**Problem details**
Copy the lines verbatim, beginning with the line that contains "Transcribe this image's" and continuing through the end of the data, and only those lines.

^^^^^^^^^^^^^^^^

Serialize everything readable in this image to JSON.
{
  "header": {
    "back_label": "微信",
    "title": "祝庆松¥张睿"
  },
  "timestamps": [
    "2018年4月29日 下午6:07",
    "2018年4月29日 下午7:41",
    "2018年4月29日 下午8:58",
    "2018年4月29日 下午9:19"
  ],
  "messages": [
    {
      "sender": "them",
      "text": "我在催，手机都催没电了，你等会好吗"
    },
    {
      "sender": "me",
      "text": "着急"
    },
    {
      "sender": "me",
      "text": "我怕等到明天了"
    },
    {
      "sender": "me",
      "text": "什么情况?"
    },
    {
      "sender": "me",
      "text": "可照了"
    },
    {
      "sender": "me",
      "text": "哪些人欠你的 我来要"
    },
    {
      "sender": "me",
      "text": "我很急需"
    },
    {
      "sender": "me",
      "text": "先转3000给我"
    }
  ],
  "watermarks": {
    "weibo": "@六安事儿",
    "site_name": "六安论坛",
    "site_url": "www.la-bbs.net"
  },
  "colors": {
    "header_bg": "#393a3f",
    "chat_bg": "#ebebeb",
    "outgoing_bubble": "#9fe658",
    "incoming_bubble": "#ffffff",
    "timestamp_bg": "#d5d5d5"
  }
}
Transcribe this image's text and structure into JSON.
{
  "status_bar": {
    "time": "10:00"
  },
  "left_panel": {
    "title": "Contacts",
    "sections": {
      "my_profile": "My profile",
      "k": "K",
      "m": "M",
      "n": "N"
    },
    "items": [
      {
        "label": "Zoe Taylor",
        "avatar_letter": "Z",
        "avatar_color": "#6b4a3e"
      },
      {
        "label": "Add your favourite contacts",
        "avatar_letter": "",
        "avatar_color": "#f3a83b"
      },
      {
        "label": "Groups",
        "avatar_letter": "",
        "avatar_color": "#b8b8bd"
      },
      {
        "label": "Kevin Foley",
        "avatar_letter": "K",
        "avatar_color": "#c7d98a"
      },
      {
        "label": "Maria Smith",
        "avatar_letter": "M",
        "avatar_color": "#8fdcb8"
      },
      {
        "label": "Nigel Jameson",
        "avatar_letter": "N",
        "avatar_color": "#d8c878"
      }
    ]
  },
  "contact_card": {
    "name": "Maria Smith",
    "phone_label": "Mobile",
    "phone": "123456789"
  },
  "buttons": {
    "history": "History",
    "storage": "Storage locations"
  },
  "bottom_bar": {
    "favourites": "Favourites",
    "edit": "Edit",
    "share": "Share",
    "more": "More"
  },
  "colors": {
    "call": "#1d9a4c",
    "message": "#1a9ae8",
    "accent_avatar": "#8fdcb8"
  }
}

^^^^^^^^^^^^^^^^

**Result for this task**
Transcribe this image's text and structure into JSON.
{
  "status_bar": {
    "time": "10:00"
  },
  "left_panel": {
    "title": "Contacts",
    "sections": {
      "my_profile": "My profile",
      "k": "K",
      "m": "M",
      "n": "N"
    },
    "items": [
      {
        "label": "Zoe Taylor",
        "avatar_letter": "Z",
        "avatar_color": "#6b4a3e"
      },
      {
        "label": "Add your favourite contacts",
        "avatar_letter": "",
        "avatar_color": "#f3a83b"
      },
      {
        "label": "Groups",
        "avatar_letter": "",
        "avatar_color": "#b8b8bd"
      },
      {
        "label": "Kevin Foley",
        "avatar_letter": "K",
        "avatar_color": "#c7d98a"
      },
      {
        "label": "Maria Smith",
        "avatar_letter": "M",
        "avatar_color": "#8fdcb8"
      },
      {
        "label": "Nigel Jameson",
        "avatar_letter": "N",
        "avatar_color": "#d8c878"
      }
    ]
  },
  "contact_card": {
    "name": "Maria Smith",
    "phone_label": "Mobile",
    "phone": "123456789"
  },
  "buttons": {
    "history": "History",
    "storage": "Storage locations"
  },
  "bottom_bar": {
    "favourites": "Favourites",
    "edit": "Edit",
    "share": "Share",
    "more": "More"
  },
  "colors": {
    "call": "#1d9a4c",
    "message": "#1a9ae8",
    "accent_avatar": "#8fdcb8"
  }
}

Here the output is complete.